WHAT YOU ARE ASKED TO DO:
Using the data below, copy every line that contains the word "функции".

Page and application data records
· · · · ·

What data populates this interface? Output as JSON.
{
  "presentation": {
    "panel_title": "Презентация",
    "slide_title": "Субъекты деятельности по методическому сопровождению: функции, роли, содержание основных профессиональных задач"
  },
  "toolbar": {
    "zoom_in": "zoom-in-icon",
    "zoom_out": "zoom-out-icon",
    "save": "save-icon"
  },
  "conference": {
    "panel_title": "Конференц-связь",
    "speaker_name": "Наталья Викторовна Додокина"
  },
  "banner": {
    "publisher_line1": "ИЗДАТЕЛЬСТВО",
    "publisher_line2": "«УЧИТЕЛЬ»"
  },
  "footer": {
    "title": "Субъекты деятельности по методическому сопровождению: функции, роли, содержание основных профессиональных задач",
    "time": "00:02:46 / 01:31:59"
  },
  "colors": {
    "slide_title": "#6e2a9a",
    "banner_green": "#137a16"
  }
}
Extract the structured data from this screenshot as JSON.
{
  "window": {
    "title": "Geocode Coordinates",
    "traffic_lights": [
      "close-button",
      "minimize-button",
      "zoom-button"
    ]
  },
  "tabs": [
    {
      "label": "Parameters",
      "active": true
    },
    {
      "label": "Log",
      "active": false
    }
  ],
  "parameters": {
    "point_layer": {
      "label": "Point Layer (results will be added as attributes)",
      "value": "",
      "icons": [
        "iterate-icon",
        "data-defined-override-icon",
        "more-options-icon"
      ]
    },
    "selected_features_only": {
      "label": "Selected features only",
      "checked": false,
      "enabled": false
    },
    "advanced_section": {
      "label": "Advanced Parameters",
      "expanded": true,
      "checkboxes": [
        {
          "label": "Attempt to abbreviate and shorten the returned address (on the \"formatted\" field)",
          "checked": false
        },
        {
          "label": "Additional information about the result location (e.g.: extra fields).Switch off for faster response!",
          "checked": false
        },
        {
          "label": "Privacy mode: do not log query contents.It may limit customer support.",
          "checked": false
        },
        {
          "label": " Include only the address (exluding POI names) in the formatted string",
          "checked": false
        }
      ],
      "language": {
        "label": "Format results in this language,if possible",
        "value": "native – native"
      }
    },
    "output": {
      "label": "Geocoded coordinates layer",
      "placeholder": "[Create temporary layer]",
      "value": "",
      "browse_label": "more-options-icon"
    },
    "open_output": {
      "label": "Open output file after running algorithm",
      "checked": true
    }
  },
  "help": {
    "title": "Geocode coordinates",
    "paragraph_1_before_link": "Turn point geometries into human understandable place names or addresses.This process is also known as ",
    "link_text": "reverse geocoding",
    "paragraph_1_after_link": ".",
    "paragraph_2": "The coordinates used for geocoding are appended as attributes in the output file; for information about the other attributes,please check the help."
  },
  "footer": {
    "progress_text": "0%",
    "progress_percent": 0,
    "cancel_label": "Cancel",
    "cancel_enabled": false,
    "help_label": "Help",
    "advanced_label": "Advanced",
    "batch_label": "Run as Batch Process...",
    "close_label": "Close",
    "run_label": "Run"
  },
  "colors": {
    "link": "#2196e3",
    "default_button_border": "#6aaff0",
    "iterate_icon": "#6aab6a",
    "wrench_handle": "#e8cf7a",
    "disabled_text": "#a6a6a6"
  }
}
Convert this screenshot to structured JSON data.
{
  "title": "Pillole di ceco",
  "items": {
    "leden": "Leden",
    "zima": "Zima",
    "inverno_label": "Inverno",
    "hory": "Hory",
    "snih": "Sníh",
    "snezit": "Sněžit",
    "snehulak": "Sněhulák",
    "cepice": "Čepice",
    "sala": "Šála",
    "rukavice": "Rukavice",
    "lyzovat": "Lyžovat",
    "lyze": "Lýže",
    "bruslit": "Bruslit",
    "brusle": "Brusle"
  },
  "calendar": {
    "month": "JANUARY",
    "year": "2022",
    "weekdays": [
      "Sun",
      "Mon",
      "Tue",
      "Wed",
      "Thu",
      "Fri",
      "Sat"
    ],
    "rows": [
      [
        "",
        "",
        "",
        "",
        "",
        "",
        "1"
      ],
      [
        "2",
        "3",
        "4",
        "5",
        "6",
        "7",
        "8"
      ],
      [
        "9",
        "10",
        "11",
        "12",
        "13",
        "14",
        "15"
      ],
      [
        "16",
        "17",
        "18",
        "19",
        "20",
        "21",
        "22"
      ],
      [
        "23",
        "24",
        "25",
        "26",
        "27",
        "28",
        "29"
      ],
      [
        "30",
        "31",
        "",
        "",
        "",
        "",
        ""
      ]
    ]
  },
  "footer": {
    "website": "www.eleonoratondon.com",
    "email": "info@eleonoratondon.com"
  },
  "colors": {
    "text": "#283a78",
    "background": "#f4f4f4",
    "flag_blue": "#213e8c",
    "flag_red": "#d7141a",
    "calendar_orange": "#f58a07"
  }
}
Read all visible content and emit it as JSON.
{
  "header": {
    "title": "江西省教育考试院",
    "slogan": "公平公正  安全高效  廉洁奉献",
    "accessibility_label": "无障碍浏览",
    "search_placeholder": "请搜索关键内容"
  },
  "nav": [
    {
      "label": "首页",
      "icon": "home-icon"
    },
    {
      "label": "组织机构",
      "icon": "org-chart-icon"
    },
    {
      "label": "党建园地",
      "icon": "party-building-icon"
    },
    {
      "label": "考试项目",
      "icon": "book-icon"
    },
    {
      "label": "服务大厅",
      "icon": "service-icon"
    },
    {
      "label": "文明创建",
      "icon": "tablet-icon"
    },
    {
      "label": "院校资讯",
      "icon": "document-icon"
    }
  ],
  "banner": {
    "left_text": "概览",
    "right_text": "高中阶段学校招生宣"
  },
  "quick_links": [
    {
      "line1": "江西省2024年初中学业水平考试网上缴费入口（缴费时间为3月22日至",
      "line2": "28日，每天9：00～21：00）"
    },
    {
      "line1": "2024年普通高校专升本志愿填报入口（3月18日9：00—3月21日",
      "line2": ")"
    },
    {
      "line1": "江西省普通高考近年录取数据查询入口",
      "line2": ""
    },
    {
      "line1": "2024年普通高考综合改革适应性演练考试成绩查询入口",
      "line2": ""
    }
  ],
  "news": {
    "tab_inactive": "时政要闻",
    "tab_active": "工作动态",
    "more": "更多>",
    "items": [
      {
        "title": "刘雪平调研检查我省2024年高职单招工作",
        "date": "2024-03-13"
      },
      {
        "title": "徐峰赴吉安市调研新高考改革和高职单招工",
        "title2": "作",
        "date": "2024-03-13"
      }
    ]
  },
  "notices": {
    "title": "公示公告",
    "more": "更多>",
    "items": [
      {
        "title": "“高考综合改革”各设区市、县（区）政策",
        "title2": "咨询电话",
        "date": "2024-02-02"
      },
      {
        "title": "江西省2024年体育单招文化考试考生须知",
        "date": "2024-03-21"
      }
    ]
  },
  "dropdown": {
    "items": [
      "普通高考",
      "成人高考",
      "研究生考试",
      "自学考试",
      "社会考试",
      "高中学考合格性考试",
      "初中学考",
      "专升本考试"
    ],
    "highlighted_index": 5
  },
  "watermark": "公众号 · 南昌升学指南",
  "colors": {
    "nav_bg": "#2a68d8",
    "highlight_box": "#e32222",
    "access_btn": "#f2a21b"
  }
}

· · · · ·

WRITTEN SOLUTION:
    "slide_title": "Субъекты деятельности по методическому сопровождению: функции, роли, содержание основных профессиональных задач"
    "title": "Субъекты деятельности по методическому сопровождению: функции, роли, содержание основных профессиональных задач",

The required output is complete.